Quarter of a year blogging! Hooray!!
OK, time for a personal whinge :-(
The last week has been a frustrating week in many ways, but the most frustrating of all has been the ‘negotiations’ I have had in discussion about my academic study program.
Supposedly in a Doctor of Science Education Program with a technology focus through Curtin University, I have come to the conclusion that unless I can find an academic environment that reflects the changing learning landscape of kids today I am totally wasting my time seeking to learn more about learning landscapes via an academic study program.
Really nice folks at the uni – don’t get me wrong – but just NOT giving me the learning extension that I need.
Here is an example – the reader for Learning Environements, which I must read (ok, I can do that) but which I also have to demonstrate that I understand (!) contains 16 papers, all from the 90s, and one only from 2001. Now you and I know that this represents Web 1.0 generation of thinkers. Even if they are ‘cool constructivist thinkers’, they are talking about a learning environment and learning landscape that is rapidly becoming irrelevant. While it is important to ground current research and learning in past knowledge and research – I do not have this option.

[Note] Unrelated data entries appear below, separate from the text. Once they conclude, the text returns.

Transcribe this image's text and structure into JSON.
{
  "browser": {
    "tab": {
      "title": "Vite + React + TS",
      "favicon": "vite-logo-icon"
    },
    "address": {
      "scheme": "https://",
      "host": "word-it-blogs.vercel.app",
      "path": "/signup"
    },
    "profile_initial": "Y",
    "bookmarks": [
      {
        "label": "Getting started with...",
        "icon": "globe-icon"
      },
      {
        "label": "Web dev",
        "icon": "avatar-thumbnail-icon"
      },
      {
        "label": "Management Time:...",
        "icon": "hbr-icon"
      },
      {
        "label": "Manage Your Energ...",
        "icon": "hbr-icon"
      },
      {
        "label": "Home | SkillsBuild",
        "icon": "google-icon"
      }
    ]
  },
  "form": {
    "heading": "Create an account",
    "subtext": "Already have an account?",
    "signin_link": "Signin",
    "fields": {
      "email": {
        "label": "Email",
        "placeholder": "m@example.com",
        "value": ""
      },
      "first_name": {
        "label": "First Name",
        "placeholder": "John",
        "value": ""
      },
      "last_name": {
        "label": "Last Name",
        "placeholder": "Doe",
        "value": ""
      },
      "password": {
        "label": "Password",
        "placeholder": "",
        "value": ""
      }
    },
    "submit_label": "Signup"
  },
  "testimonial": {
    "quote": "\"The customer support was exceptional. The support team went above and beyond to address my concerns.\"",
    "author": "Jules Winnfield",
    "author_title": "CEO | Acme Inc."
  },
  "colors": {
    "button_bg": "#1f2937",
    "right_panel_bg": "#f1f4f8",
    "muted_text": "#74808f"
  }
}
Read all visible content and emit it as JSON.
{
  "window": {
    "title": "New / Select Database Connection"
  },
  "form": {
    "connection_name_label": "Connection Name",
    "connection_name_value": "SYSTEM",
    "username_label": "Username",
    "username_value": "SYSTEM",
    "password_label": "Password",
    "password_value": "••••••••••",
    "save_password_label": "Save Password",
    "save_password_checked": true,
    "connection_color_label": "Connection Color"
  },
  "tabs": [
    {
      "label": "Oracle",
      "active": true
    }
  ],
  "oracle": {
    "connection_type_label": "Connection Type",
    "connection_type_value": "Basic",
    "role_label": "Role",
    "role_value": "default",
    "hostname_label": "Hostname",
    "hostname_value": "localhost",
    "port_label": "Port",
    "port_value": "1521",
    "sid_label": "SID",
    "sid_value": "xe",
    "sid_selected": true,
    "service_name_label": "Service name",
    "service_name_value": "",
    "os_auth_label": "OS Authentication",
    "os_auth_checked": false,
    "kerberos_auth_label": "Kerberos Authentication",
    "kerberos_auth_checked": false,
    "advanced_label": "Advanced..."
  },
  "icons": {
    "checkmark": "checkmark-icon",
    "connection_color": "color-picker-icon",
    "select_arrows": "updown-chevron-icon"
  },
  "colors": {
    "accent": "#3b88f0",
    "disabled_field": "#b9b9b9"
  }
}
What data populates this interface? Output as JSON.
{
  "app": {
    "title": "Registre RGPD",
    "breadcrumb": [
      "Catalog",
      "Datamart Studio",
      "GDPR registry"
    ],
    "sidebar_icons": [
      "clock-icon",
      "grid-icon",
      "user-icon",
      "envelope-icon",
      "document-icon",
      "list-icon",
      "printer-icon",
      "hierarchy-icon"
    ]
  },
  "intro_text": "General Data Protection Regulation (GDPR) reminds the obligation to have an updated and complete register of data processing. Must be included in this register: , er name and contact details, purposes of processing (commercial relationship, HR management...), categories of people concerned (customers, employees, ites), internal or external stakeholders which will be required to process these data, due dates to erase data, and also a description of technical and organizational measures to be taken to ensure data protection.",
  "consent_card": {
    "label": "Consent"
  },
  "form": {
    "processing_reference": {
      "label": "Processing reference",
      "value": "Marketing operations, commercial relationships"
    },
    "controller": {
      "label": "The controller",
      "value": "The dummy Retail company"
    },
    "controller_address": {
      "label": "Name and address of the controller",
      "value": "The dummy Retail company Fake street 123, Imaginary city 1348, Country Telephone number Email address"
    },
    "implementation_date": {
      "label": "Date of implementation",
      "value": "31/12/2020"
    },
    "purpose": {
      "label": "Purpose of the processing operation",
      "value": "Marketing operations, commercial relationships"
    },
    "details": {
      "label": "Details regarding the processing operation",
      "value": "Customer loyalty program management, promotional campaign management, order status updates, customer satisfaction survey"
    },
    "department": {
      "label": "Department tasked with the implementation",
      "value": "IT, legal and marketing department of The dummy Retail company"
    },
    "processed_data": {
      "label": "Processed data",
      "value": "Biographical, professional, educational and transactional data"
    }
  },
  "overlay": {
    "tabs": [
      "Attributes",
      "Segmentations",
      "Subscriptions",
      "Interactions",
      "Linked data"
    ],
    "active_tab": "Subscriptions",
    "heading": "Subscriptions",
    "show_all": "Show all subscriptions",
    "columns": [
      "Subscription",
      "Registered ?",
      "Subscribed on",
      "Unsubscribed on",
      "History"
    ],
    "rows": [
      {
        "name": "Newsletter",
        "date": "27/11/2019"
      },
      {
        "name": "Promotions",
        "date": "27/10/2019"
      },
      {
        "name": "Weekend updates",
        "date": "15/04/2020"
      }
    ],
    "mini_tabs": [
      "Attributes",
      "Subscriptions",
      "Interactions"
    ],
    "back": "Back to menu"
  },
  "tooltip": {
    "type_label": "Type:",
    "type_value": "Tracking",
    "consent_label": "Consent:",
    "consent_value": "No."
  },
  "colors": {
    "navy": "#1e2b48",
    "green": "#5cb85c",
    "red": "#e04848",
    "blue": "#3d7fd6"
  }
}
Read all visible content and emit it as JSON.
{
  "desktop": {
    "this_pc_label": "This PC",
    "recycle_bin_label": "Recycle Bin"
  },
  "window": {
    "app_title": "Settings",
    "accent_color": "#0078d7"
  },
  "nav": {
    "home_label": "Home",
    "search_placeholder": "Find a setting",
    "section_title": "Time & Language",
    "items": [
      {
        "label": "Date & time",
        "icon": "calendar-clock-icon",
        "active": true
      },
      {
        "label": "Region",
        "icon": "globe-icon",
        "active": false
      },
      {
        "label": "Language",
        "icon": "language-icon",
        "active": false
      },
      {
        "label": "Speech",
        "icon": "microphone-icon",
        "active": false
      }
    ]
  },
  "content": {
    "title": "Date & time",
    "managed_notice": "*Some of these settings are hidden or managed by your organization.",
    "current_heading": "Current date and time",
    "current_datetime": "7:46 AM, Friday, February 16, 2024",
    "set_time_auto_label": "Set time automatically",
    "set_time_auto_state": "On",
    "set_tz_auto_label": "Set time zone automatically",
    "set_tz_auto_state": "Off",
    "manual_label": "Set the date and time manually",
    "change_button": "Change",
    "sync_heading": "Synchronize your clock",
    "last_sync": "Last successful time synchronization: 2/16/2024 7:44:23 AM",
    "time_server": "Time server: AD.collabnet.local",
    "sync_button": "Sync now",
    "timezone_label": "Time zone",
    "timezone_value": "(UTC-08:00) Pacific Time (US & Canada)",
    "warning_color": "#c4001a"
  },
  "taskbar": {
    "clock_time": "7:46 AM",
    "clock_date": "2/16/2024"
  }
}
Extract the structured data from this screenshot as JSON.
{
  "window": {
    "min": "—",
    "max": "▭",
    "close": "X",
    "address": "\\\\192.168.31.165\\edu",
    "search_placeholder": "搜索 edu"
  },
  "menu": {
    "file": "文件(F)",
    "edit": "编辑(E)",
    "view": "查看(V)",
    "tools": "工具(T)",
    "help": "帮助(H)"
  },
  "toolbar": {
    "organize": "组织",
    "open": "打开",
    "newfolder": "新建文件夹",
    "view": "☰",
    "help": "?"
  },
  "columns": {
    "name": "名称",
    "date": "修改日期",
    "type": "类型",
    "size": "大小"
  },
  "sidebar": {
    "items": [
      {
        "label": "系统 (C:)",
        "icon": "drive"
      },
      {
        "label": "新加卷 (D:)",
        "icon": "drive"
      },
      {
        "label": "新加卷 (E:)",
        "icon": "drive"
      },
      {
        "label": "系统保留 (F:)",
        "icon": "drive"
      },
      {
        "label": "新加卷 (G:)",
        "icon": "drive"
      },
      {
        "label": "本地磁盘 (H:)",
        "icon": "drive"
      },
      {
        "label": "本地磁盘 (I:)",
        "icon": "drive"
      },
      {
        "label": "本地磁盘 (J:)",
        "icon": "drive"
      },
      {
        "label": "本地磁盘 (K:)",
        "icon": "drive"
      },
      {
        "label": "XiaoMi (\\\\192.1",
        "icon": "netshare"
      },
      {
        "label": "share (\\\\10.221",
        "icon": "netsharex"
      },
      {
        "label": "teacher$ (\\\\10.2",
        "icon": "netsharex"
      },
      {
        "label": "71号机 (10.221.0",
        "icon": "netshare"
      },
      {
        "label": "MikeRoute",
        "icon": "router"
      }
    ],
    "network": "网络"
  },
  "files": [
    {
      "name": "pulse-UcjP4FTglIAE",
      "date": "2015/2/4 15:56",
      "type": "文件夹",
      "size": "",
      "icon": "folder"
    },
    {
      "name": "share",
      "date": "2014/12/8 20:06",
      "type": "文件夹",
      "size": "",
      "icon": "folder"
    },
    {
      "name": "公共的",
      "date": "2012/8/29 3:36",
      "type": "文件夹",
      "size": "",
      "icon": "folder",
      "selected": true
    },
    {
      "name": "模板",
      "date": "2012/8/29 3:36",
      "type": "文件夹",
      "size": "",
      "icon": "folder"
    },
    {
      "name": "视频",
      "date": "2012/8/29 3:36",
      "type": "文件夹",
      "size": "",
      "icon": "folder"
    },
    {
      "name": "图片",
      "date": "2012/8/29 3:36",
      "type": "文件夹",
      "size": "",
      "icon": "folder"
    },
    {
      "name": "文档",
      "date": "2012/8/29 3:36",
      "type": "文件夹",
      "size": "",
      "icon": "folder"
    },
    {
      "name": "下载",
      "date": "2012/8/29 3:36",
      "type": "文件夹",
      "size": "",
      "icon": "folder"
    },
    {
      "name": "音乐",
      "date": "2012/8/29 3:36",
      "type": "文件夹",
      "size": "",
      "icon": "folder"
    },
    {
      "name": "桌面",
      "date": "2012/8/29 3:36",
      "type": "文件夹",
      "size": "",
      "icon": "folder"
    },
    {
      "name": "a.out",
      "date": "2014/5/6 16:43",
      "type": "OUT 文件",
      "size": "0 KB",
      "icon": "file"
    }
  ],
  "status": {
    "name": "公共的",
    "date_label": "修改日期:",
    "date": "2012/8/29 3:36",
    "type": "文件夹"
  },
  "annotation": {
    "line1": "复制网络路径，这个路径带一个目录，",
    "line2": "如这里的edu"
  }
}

“You can add a bit on about Web 2.0 if you like, but do not make it the main thrust of your paper. You must demonstrate that you understand our philosophy”
Despite the fact that a previous module run by Peter Taylor extended my thinking on constructivism in marvelous ways, this time around I feel that being forced to operate in the constraints of the concepts presented in our Reader is really a great example of ‘enculturation’ and not at all about border crossing into Web 2.0 in theory and practice.
I suggest that practitioners in the field who are blogging and sharing their experiences through books, presentations, seminars, podcasts etc are teaching much more about what is possible than this academic approach to readers and stale research processes allows.
Practitioners such as Stephen Downes, Will Richardson, Doug Johnson, Stephen Abram, Michael Stephens, John Connell, Leigh Blackall, Ewen McIntosh, and Alan November are engaging with the learning needed in new environements, gathering me up in the learning as they go – something my current academic program does not do.
I suggest that attending events like The Global Summit will also help me along in my learning. I suggest that opportunities to interact with global colleagues like the event at TeachMeet06 will give me learning opportunities that no analysis of a “reader” would ever manage. How sad that I have to ‘regurgitate’ to prove that I understand.
What I have learned and continue to learn through social networking, Web 2.0 and peer to peer discussions is far superior to my current academic offerings.
My students and my schools are the priority. It is vital to innovate, have fun, and learn all at the same time…..so unless I can actively research SecondLife, or an aspect of Web 2.0 in 2007 …… that’s it to my current academic institution.
I want to thank all the wonderful people who have contributed to my professional learning – fantastic stuff for this teacher as learner.